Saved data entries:
----
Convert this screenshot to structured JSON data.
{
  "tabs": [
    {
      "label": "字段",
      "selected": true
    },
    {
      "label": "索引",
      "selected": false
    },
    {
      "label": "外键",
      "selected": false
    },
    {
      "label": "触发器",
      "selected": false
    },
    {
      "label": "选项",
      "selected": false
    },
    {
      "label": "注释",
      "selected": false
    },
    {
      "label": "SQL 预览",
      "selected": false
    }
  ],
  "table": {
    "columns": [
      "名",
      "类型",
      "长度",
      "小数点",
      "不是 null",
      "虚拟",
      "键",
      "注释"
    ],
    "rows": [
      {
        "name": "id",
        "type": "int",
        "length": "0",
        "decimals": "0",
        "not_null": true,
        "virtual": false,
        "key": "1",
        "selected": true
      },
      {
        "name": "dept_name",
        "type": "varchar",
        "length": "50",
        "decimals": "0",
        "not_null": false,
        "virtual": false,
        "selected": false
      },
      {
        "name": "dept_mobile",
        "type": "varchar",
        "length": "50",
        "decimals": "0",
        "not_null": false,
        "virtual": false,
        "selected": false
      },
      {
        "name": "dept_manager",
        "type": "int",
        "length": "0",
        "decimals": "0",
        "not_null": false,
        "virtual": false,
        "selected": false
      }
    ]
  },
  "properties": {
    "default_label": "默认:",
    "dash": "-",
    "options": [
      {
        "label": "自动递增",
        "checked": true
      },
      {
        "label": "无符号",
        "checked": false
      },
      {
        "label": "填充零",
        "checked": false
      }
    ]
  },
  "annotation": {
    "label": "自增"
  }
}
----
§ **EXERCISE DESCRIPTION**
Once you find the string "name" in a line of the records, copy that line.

§ **COMPLETED EXERCISE**
        "name": "id",
        "name": "dept_name",
        "name": "dept_mobile",
        "name": "dept_manager",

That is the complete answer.